**Requirement:** Read the records and write them out again exactly.

[Element data from apps and pages]

.....

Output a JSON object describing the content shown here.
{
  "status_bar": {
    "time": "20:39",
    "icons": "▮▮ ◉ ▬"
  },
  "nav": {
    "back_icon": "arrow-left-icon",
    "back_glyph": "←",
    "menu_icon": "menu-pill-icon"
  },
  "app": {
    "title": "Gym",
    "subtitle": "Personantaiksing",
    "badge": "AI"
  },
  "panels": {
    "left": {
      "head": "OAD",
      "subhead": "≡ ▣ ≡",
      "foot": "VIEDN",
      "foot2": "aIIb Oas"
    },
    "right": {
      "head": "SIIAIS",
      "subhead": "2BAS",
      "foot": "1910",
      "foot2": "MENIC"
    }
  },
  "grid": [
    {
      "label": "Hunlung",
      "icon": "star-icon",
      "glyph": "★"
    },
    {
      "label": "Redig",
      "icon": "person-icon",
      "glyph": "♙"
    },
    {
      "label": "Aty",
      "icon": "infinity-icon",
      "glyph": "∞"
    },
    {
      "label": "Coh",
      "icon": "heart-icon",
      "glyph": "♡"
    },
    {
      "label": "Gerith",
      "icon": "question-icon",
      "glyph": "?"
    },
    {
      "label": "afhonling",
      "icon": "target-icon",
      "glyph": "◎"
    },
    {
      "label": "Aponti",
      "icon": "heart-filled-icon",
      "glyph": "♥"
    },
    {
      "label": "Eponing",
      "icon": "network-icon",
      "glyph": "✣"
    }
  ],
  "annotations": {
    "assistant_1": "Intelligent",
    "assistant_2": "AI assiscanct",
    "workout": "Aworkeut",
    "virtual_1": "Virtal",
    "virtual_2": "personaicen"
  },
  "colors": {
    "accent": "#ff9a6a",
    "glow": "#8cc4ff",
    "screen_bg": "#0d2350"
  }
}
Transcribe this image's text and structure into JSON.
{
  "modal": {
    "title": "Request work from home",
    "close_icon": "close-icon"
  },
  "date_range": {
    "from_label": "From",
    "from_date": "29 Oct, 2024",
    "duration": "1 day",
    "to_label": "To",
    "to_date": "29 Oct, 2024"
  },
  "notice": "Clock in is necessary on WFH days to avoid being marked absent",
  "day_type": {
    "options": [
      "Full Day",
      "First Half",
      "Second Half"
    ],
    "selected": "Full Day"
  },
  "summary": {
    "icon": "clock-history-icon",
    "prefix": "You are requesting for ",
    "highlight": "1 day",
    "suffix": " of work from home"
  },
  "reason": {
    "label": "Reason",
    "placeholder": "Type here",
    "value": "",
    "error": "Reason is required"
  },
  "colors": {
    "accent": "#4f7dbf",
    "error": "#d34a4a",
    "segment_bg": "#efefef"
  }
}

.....

**Expected answer:**
Output a JSON object describing the content shown here.
{
  "status_bar": {
    "time": "20:39",
    "icons": "▮▮ ◉ ▬"
  },
  "nav": {
    "back_icon": "arrow-left-icon",
    "back_glyph": "←",
    "menu_icon": "menu-pill-icon"
  },
  "app": {
    "title": "Gym",
    "subtitle": "Personantaiksing",
    "badge": "AI"
  },
  "panels": {
    "left": {
      "head": "OAD",
      "subhead": "≡ ▣ ≡",
      "foot": "VIEDN",
      "foot2": "aIIb Oas"
    },
    "right": {
      "head": "SIIAIS",
      "subhead": "2BAS",
      "foot": "1910",
      "foot2": "MENIC"
    }
  },
  "grid": [
    {
      "label": "Hunlung",
      "icon": "star-icon",
      "glyph": "★"
    },
    {
      "label": "Redig",
      "icon": "person-icon",
      "glyph": "♙"
    },
    {
      "label": "Aty",
      "icon": "infinity-icon",
      "glyph": "∞"
    },
    {
      "label": "Coh",
      "icon": "heart-icon",
      "glyph": "♡"
    },
    {
      "label": "Gerith",
      "icon": "question-icon",
      "glyph": "?"
    },
    {
      "label": "afhonling",
      "icon": "target-icon",
      "glyph": "◎"
    },
    {
      "label": "Aponti",
      "icon": "heart-filled-icon",
      "glyph": "♥"
    },
    {
      "label": "Eponing",
      "icon": "network-icon",
      "glyph": "✣"
    }
  ],
  "annotations": {
    "assistant_1": "Intelligent",
    "assistant_2": "AI assiscanct",
    "workout": "Aworkeut",
    "virtual_1": "Virtal",
    "virtual_2": "personaicen"
  },
  "colors": {
    "accent": "#ff9a6a",
    "glow": "#8cc4ff",
    "screen_bg": "#0d2350"
  }
}
Transcribe this image's text and structure into JSON.
{
  "modal": {
    "title": "Request work from home",
    "close_icon": "close-icon"
  },
  "date_range": {
    "from_label": "From",
    "from_date": "29 Oct, 2024",
    "duration": "1 day",
    "to_label": "To",
    "to_date": "29 Oct, 2024"
  },
  "notice": "Clock in is necessary on WFH days to avoid being marked absent",
  "day_type": {
    "options": [
      "Full Day",
      "First Half",
      "Second Half"
    ],
    "selected": "Full Day"
  },
  "summary": {
    "icon": "clock-history-icon",
    "prefix": "You are requesting for ",
    "highlight": "1 day",
    "suffix": " of work from home"
  },
  "reason": {
    "label": "Reason",
    "placeholder": "Type here",
    "value": "",
    "error": "Reason is required"
  },
  "colors": {
    "accent": "#4f7dbf",
    "error": "#d34a4a",
    "segment_bg": "#efefef"
  }
}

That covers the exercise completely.